Shopping and Snapchat could soon be synonymous. As originally reported by TechCrunch, the popular social media platform is experimenting with a new visual search feature called “Eagle.” App researcher Ishan Agarwal was the first to notice the Snapchat code in the Android version of the app, and has previously been the tipster behind a number of other app features, including Instagram’s video calling app, Focus portrait mode, and others.
With Eagle, if you take a photo of a product or its bar code, the Agarwal-discovered code initially suggested that you would be redirected to Amazon, where you’d have the option of purchasing said product. However, since that initial report, it would appear that all mentions of Amazon have been scrubbed from the code, so it’s not entirely clear where you’ll be redirected to make purchases (if at all).
Agarwal discovered the new feature when poking around the app’s Android code, which details a “Visual Search” feature. The description notes,“Press and hold to identify an object, song, bar code, and more! This works by sending data to Amazon, Shazam, and other partners.” Now the description no longer includes Amazon.
While Snapchat may have started off as nothing more than a way for friends to share ephemeral moments with one another, it soon turned into an attempt at a revenue-generating machine, one that has fallen off in recent months, especially with increasing competition from rival Instagram. The Facebook-owned photo-sharing app has copied many of Snapchat’s more popular features, like Stories, and has managed toattract a larger user base. This, in turn, has made it more difficult for Snapchat to make money, which has certainly concerned its investors.
But with its new Eagle function, the app could be turning things around. If Snapchat is able to work out an affiliate deal with a retailer — which is to say, get a cut of all sales generated by a photo sent through the app — that could represent a significant new revenue stream.
Snapchat has indicated several times throughout the year that it is harboring a growing interest in visual search. Earlier this year, the company reportedly engaged in talks to acquire machine vision startup Blippar. While these negotiations ultimately fell through, it comes as little surprise that Snapchat is now trying to chart its own course in the field. We’ll just have to see what comes of its latest efforts.

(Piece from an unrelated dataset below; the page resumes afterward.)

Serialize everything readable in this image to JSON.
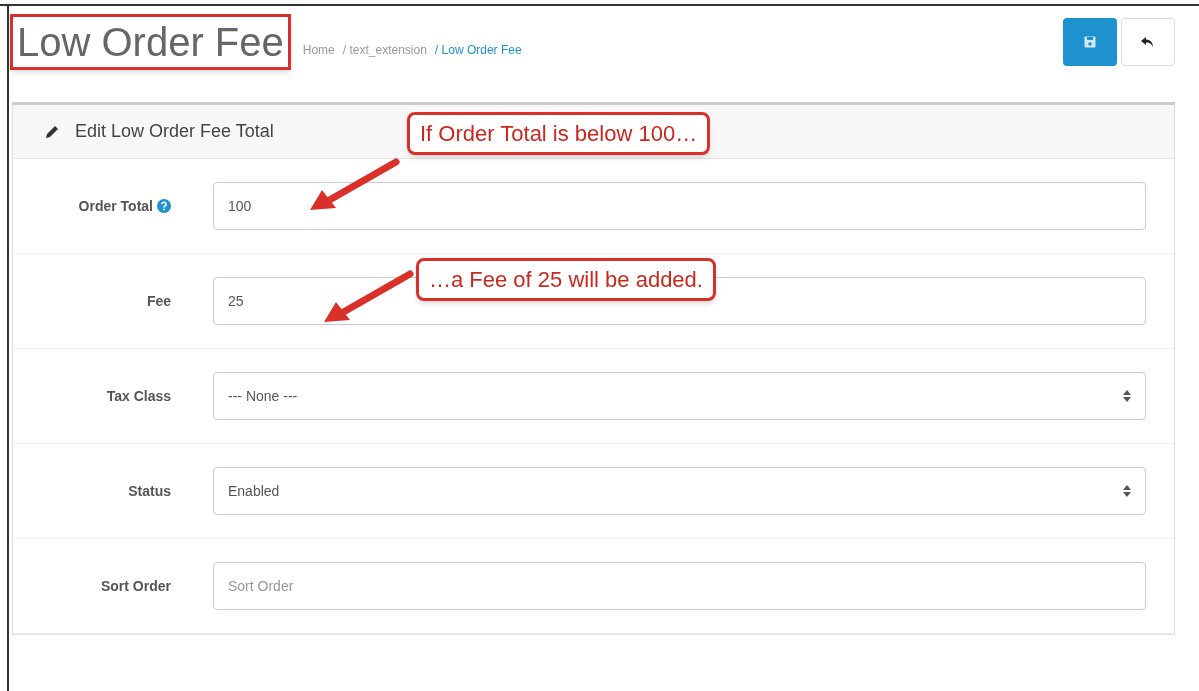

Updated on July 22: All mentions of Amazon have been scrubbed from the Eagle code.